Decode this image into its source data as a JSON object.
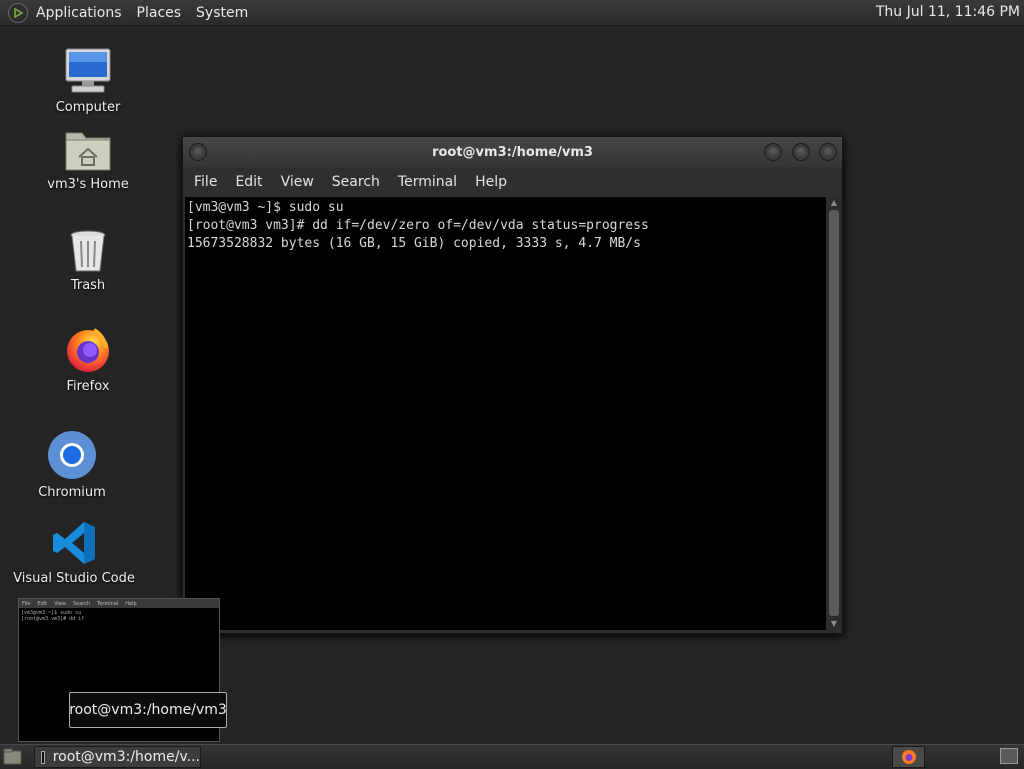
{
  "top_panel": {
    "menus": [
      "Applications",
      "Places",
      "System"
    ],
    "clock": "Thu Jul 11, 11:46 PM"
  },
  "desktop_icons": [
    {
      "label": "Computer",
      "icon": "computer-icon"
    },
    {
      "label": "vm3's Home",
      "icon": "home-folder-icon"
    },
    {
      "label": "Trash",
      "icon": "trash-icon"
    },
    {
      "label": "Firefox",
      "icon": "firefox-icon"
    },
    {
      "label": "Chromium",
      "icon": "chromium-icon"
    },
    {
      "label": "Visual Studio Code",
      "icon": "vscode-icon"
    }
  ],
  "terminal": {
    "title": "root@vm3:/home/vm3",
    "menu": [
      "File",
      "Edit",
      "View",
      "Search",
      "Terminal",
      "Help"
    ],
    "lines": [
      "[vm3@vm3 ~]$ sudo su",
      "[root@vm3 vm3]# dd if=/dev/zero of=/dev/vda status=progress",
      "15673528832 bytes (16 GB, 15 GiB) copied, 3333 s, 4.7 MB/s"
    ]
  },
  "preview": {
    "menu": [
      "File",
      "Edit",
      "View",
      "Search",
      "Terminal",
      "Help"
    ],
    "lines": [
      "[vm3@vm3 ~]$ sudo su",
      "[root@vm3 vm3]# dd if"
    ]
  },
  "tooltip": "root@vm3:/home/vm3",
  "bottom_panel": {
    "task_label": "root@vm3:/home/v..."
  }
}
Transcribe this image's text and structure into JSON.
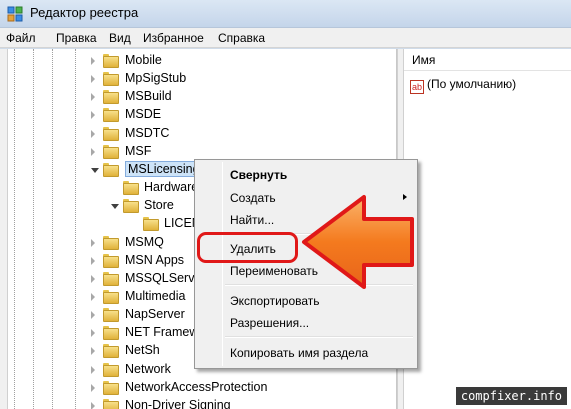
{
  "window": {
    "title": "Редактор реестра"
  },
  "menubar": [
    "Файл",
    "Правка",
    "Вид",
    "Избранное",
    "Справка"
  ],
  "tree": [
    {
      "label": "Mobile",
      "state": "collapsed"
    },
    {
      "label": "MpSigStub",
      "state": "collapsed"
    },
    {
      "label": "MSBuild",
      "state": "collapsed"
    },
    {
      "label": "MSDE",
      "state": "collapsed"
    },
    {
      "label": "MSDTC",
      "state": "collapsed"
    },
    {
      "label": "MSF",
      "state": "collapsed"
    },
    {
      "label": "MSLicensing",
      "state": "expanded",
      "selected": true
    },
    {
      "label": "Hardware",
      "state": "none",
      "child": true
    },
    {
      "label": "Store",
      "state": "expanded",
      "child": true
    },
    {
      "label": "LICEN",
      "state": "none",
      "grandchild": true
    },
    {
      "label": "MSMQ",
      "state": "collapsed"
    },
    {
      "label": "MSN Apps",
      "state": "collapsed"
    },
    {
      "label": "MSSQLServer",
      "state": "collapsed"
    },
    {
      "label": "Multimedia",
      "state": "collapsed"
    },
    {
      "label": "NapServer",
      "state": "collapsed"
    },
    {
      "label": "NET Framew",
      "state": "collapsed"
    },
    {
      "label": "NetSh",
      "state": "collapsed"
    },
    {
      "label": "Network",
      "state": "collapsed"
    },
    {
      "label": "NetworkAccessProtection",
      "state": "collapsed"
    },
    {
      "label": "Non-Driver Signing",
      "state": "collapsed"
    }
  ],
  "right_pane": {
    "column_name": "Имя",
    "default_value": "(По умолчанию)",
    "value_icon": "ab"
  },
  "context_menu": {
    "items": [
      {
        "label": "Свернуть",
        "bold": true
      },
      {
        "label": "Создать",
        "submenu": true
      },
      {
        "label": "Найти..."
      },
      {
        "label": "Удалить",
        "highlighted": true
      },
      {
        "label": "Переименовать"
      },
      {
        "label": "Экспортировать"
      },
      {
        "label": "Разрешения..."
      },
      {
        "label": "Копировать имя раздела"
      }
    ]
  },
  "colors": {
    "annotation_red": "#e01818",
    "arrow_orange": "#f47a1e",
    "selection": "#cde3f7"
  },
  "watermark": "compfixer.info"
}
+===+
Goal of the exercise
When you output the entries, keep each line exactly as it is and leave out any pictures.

Result of the task
Decode this image into its source data as a JSON object.
{
  "top_panel": {
    "menus": [
      "Applications",
      "Places",
      "System"
    ],
    "clock": "Thu Jul 11, 11:46 PM"
  },
  "desktop_icons": [
    {
      "label": "Computer",
      "icon": "computer-icon"
    },
    {
      "label": "vm3's Home",
      "icon": "home-folder-icon"
    },
    {
      "label": "Trash",
      "icon": "trash-icon"
    },
    {
      "label": "Firefox",
      "icon": "firefox-icon"
    },
    {
      "label": "Chromium",
      "icon": "chromium-icon"
    },
    {
      "label": "Visual Studio Code",
      "icon": "vscode-icon"
    }
  ],
  "terminal": {
    "title": "root@vm3:/home/vm3",
    "menu": [
      "File",
      "Edit",
      "View",
      "Search",
      "Terminal",
      "Help"
    ],
    "lines": [
      "[vm3@vm3 ~]$ sudo su",
      "[root@vm3 vm3]# dd if=/dev/zero of=/dev/vda status=progress",
      "15673528832 bytes (16 GB, 15 GiB) copied, 3333 s, 4.7 MB/s"
    ]
  },
  "preview": {
    "menu": [
      "File",
      "Edit",
      "View",
      "Search",
      "Terminal",
      "Help"
    ],
    "lines": [
      "[vm3@vm3 ~]$ sudo su",
      "[root@vm3 vm3]# dd if"
    ]
  },
  "tooltip": "root@vm3:/home/vm3",
  "bottom_panel": {
    "task_label": "root@vm3:/home/v..."
  }
}
Transcribe this image's text and structure into JSON.
{
  "window": {
    "title": "Редактор реестра"
  },
  "menubar": [
    "Файл",
    "Правка",
    "Вид",
    "Избранное",
    "Справка"
  ],
  "tree": [
    {
      "label": "Mobile",
      "state": "collapsed"
    },
    {
      "label": "MpSigStub",
      "state": "collapsed"
    },
    {
      "label": "MSBuild",
      "state": "collapsed"
    },
    {
      "label": "MSDE",
      "state": "collapsed"
    },
    {
      "label": "MSDTC",
      "state": "collapsed"
    },
    {
      "label": "MSF",
      "state": "collapsed"
    },
    {
      "label": "MSLicensing",
      "state": "expanded",
      "selected": true
    },
    {
      "label": "Hardware",
      "state": "none",
      "child": true
    },
    {
      "label": "Store",
      "state": "expanded",
      "child": true
    },
    {
      "label": "LICEN",
      "state": "none",
      "grandchild": true
    },
    {
      "label": "MSMQ",
      "state": "collapsed"
    },
    {
      "label": "MSN Apps",
      "state": "collapsed"
    },
    {
      "label": "MSSQLServer",
      "state": "collapsed"
    },
    {
      "label": "Multimedia",
      "state": "collapsed"
    },
    {
      "label": "NapServer",
      "state": "collapsed"
    },
    {
      "label": "NET Framew",
      "state": "collapsed"
    },
    {
      "label": "NetSh",
      "state": "collapsed"
    },
    {
      "label": "Network",
      "state": "collapsed"
    },
    {
      "label": "NetworkAccessProtection",
      "state": "collapsed"
    },
    {
      "label": "Non-Driver Signing",
      "state": "collapsed"
    }
  ],
  "right_pane": {
    "column_name": "Имя",
    "default_value": "(По умолчанию)",
    "value_icon": "ab"
  },
  "context_menu": {
    "items": [
      {
        "label": "Свернуть",
        "bold": true
      },
      {
        "label": "Создать",
        "submenu": true
      },
      {
        "label": "Найти..."
      },
      {
        "label": "Удалить",
        "highlighted": true
      },
      {
        "label": "Переименовать"
      },
      {
        "label": "Экспортировать"
      },
      {
        "label": "Разрешения..."
      },
      {
        "label": "Копировать имя раздела"
      }
    ]
  },
  "colors": {
    "annotation_red": "#e01818",
    "arrow_orange": "#f47a1e",
    "selection": "#cde3f7"
  },
  "watermark": "compfixer.info"
}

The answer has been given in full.